The Department has also written to the Institute of Obstetricians and Gynaecologists, the Royal College of Surgeons in Ireland and the Continence Foundation of Ireland on requesting that they assist the HSE in progressing these recommendations on an urgent basis.
It is acknowledged that there may be concerns that restricting the availability of mesh procedures, particularly SUI mesh procedures, which are widely accepted to be less invasive and more effective than non-mesh alternatives will delay access to treatment procedures for distressing symptoms. Advice received in relation to this is that uro-gynaecological mesh procedures are largely elective procedures and it is not anticipated that a postponement of weeks / months will materially affect health outcomes for the majority of women affected. Given the limited number of surgeons and units carrying out these procedures in HSE funded hospitals, it is anticipated that the Executive will be in a position to indicate to the Department that these recommendations have been implemented within a number of months.
In relation to the provision of appropriate aftercare for women suffering from mesh complications, including appropriate diagnostic facilities, this has already been identified as one of two priority recommendations for immediate advancement by the Executive in the course of preparation of the CMO’s report. The CMO wrote to the Acting Director General of the HSE, and to the Institute of Obstetricians and Gynaecologists (IOG), the Royal College of Surgeons in Ireland (RCSI), and the Continence Foundation of Ireland (CFI) on May 28th 2018, requesting that the Executive commence work on (i) the development of appropriate patient information resources and consent materials and (ii) clarification and development of treatment pathways and appropriate referral services for women suffering from mesh-related complications, in conjunction with the IOG, the RCSI and the CFI.
The HSE has confirmed that work has commenced by the National Women and Infants Health Programme (NWIHP) in the HSE to progress these recommendations, and the experiences of the women concerned will be an essential element to informing the assessment of need and identifying the aftercare services required. This work will include identifying the appropriate specialist clinical expertise and facilities required at hospital group level and nationally to provide comprehensive aftercare services. It will also include an examination of the role of and requirement for specialist diagnostic services such as translabial scanning.
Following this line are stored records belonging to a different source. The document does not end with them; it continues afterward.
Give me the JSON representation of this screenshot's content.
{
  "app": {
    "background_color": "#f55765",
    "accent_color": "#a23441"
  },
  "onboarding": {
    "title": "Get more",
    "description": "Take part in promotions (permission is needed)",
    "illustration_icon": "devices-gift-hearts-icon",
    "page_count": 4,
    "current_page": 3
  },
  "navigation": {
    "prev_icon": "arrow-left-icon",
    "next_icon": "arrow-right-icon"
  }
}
Pending the completion of this work, there may be a need to look at sourcing services from abroad to address any immediate shortfalls identified, either through utilisation of the treatment abroad scheme or by commissioning services from abroad.
A Learning Notice concerning mesh devices in uro-gynaecological procedures was circulated by the NWIHP on 26th June 2018 to all maternity hospitals and acute hospitals with gynaecological services to highlight the importance of appropriate patient selection, adequate information and consent and also to inform the service providers that a Response Group has been convened to propose remedies for and address the provision of aftercare for complications. This learning notice has been posted on the NWIHP website.
Brid Smith, Promised Legislation, 12 July- https://www.youtube.com/watch?v=6YJN3TFqyBI